• What the task requires: Copy the entries that follow, exactly and completely.

• Data provided:

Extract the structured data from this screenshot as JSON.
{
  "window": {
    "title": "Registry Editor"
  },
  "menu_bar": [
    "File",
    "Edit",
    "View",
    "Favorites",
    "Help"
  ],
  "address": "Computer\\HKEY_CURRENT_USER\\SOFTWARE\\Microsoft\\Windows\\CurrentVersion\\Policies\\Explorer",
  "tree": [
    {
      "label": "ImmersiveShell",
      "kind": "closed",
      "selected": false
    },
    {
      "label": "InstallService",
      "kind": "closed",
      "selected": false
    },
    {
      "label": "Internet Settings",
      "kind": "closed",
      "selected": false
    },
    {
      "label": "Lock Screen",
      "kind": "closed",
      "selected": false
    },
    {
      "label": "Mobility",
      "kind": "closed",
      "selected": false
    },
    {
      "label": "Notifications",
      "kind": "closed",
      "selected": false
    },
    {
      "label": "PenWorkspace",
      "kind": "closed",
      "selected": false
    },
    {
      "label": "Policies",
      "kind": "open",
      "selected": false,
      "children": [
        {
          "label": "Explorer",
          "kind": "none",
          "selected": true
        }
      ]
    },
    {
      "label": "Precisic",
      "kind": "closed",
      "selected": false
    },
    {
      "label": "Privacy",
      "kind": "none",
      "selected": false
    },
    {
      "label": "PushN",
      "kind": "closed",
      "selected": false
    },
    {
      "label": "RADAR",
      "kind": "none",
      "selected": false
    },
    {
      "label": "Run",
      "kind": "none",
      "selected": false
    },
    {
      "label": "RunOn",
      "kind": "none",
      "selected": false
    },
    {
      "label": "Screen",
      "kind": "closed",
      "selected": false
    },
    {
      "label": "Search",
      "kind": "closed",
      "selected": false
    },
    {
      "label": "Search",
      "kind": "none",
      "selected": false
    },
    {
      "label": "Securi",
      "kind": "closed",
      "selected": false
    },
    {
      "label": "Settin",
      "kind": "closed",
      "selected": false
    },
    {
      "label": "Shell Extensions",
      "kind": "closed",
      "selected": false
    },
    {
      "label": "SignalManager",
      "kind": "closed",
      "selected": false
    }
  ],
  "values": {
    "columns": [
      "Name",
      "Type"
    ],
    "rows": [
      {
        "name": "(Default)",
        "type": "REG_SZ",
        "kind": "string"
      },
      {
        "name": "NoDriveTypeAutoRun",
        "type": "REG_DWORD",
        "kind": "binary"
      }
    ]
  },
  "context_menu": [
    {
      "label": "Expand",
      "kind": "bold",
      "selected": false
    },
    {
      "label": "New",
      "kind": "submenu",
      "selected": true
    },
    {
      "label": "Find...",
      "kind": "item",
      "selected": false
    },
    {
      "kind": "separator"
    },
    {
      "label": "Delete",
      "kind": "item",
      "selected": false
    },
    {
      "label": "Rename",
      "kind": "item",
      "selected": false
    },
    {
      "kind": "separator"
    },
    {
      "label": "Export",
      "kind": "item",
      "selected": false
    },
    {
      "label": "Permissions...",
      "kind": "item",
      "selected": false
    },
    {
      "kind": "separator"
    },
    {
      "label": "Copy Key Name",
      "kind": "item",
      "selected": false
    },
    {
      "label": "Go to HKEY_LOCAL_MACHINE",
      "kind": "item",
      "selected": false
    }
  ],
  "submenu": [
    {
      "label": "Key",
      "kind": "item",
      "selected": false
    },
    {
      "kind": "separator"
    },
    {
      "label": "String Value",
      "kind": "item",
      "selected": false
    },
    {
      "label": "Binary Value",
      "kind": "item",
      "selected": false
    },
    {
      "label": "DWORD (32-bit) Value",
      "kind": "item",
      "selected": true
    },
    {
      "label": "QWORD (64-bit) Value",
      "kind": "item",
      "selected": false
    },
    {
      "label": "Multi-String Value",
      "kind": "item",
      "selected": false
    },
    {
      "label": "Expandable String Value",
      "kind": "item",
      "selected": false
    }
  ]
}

• Response area:
Extract the structured data from this screenshot as JSON.
{
  "window": {
    "title": "Registry Editor"
  },
  "menu_bar": [
    "File",
    "Edit",
    "View",
    "Favorites",
    "Help"
  ],
  "address": "Computer\\HKEY_CURRENT_USER\\SOFTWARE\\Microsoft\\Windows\\CurrentVersion\\Policies\\Explorer",
  "tree": [
    {
      "label": "ImmersiveShell",
      "kind": "closed",
      "selected": false
    },
    {
      "label": "InstallService",
      "kind": "closed",
      "selected": false
    },
    {
      "label": "Internet Settings",
      "kind": "closed",
      "selected": false
    },
    {
      "label": "Lock Screen",
      "kind": "closed",
      "selected": false
    },
    {
      "label": "Mobility",
      "kind": "closed",
      "selected": false
    },
    {
      "label": "Notifications",
      "kind": "closed",
      "selected": false
    },
    {
      "label": "PenWorkspace",
      "kind": "closed",
      "selected": false
    },
    {
      "label": "Policies",
      "kind": "open",
      "selected": false,
      "children": [
        {
          "label": "Explorer",
          "kind": "none",
          "selected": true
        }
      ]
    },
    {
      "label": "Precisic",
      "kind": "closed",
      "selected": false
    },
    {
      "label": "Privacy",
      "kind": "none",
      "selected": false
    },
    {
      "label": "PushN",
      "kind": "closed",
      "selected": false
    },
    {
      "label": "RADAR",
      "kind": "none",
      "selected": false
    },
    {
      "label": "Run",
      "kind": "none",
      "selected": false
    },
    {
      "label": "RunOn",
      "kind": "none",
      "selected": false
    },
    {
      "label": "Screen",
      "kind": "closed",
      "selected": false
    },
    {
      "label": "Search",
      "kind": "closed",
      "selected": false
    },
    {
      "label": "Search",
      "kind": "none",
      "selected": false
    },
    {
      "label": "Securi",
      "kind": "closed",
      "selected": false
    },
    {
      "label": "Settin",
      "kind": "closed",
      "selected": false
    },
    {
      "label": "Shell Extensions",
      "kind": "closed",
      "selected": false
    },
    {
      "label": "SignalManager",
      "kind": "closed",
      "selected": false
    }
  ],
  "values": {
    "columns": [
      "Name",
      "Type"
    ],
    "rows": [
      {
        "name": "(Default)",
        "type": "REG_SZ",
        "kind": "string"
      },
      {
        "name": "NoDriveTypeAutoRun",
        "type": "REG_DWORD",
        "kind": "binary"
      }
    ]
  },
  "context_menu": [
    {
      "label": "Expand",
      "kind": "bold",
      "selected": false
    },
    {
      "label": "New",
      "kind": "submenu",
      "selected": true
    },
    {
      "label": "Find...",
      "kind": "item",
      "selected": false
    },
    {
      "kind": "separator"
    },
    {
      "label": "Delete",
      "kind": "item",
      "selected": false
    },
    {
      "label": "Rename",
      "kind": "item",
      "selected": false
    },
    {
      "kind": "separator"
    },
    {
      "label": "Export",
      "kind": "item",
      "selected": false
    },
    {
      "label": "Permissions...",
      "kind": "item",
      "selected": false
    },
    {
      "kind": "separator"
    },
    {
      "label": "Copy Key Name",
      "kind": "item",
      "selected": false
    },
    {
      "label": "Go to HKEY_LOCAL_MACHINE",
      "kind": "item",
      "selected": false
    }
  ],
  "submenu": [
    {
      "label": "Key",
      "kind": "item",
      "selected": false
    },
    {
      "kind": "separator"
    },
    {
      "label": "String Value",
      "kind": "item",
      "selected": false
    },
    {
      "label": "Binary Value",
      "kind": "item",
      "selected": false
    },
    {
      "label": "DWORD (32-bit) Value",
      "kind": "item",
      "selected": true
    },
    {
      "label": "QWORD (64-bit) Value",
      "kind": "item",
      "selected": false
    },
    {
      "label": "Multi-String Value",
      "kind": "item",
      "selected": false
    },
    {
      "label": "Expandable String Value",
      "kind": "item",
      "selected": false
    }
  ]
}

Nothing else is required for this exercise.